Job Market

Photo Illustration by Andrea Mora

As someone who was hit by the pandemic and forced to do a virtual internship to graduate, confronting the job market has been more difficult than ever with the loss of in-person networking. According to CNBC, a survey conducted by the career website Monster found that 45% of the class of 2020 is still seeking work and the new 2021 graduates will join them this month. 

No matter how much friends and families encourage their students to keep applying, it can be difficult to fight that helpless feeling after applying to more than 50 jobs and sitting through countless interviews that yield nothing but rejection emails. 

There is no perfect formula for job hunting after graduation, but there are a few fundamentals that can help any new graduate find their career path. This list breaks down six tips to help students face an intimidating opponent — the job market. 

Apply to jobs you are interested in working in

One of the leading factors to feeling helpless is taking a job out of desperation. According to CNBC, Monster’s survey with Wakefield Research confirmed that 73% of recent or soon-to-be graduates have taken jobs in this manner. Jobs out of college can be great ways to gain experience in the field, but aside from resume building, students should make sure that their first job out of college will make them happy. 

Your first job won’t be perfect

It’s important to look for a job that you are genuinely interested in, but don’t expect it to be the perfect job. Students will most likely not end up securing their dream job or a high-end paying job right after graduating, and that’s OK. Jobs after graduation will most likely be starter positions to help recent graduates bolster their resume in hopes of securing better jobs in the future. 

Focus on previous and new connections

Students should make sure that they keep in touch with previous connections. In a virtual world that is actively recovering from a pandemic, building professional connections might seem intimidating, but don’t be afraid to explore the relationships that have already been made. Talking to a past coworker or a favorite professor could open more doors than students might realize.

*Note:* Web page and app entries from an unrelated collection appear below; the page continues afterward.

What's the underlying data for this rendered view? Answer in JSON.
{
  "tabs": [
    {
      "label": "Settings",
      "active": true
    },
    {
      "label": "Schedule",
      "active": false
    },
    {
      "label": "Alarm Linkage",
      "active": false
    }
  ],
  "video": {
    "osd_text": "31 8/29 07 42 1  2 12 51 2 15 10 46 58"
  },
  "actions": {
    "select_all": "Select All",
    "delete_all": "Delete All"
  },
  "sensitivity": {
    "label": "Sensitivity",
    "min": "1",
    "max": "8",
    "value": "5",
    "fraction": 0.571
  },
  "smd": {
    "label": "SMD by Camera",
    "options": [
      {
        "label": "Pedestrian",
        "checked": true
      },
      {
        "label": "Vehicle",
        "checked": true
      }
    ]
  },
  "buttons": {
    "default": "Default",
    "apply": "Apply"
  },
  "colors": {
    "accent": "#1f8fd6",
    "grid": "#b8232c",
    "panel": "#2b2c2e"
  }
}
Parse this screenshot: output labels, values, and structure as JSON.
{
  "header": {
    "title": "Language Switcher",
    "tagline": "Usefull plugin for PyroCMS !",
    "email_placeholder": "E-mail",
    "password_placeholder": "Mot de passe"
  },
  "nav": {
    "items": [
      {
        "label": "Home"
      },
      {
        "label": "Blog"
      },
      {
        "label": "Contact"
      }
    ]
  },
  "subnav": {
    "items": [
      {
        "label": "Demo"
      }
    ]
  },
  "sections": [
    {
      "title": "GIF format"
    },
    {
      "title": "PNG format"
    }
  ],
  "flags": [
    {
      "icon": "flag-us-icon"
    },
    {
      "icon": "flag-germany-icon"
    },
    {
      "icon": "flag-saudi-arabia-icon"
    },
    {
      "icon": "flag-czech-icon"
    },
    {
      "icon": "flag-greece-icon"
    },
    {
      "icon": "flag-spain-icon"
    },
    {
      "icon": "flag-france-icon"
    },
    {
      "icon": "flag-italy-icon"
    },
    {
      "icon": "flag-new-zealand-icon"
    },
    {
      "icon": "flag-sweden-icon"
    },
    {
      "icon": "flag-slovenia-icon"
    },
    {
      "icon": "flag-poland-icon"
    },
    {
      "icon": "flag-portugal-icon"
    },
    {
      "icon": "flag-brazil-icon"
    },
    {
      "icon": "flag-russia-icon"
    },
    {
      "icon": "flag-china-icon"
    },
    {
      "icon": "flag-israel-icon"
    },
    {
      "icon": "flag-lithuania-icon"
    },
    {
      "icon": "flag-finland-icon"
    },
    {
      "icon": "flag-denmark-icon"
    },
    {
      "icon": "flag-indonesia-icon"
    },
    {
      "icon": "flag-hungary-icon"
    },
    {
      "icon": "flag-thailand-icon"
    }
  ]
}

According to Fortune, more than half of the workforce secures jobs through personal connections. While students might be hesitant to invite a colleague to coffee, virtual professional platforms like LinkedIn make it easy for students to get in touch with other people in their industry. As long as students are willing to put themselves out there, they can send a simple LinkedIn message to request a Zoom chat and learn more about the day-to-day field so that in the future, when they do start hiring, they can use that connection to get started. 

Apply to jobs out of reach

Even if you don't meet all the requirements or you don’t think you’ll get the job, apply anyway. The worst they can do is say no. There’s no harm in trying, and at the very least, going through the application and interview process multiple times can help students sharpen their skills — a method that might just land them their next big interview.

Stay Active

As graduates search for jobs, it’s essential to stay active on social media and attend free online workshops. It’s important to stay active especially on LinkedIn, because the more you post, the more you will be on someone’s timeline, increasing your chances of getting noticed. 

Securing a job isn’t going to be done quickly, so continue learning and attending workshops as a refresher. These workshops can be found online on websites like Skillshare and Alison. 

Take care of your mental health

The constant application process is going to be exhausting and mentally draining, so it’s important to create a schedule for applying to jobs on certain days or hours of the week. Applying to jobs at midnight because you are stressing out is not an effective way to job hunt, and it should be avoided. Apply to at least a few jobs a week. The more you focus on your mental health, the happier and more confident you’ll feel. 

Reporter F20; Social Media Asst. S21

(0) comments

Welcome to the discussion.

Keep it Clean. Please avoid obscene, vulgar, lewd, racist or sexually-oriented language.
PLEASE TURN OFF YOUR CAPS LOCK.
Don't Threaten. Threats of harming another person will not be tolerated.
Be Truthful. Don't knowingly lie about anyone or anything.
Be Nice. No racism, sexism or any sort of -ism that is degrading to another person.
Be Proactive. Use the 'Report' link on each comment to let us know of abusive posts.
Share with Us. We'd love to hear eyewitness accounts, the history behind an article.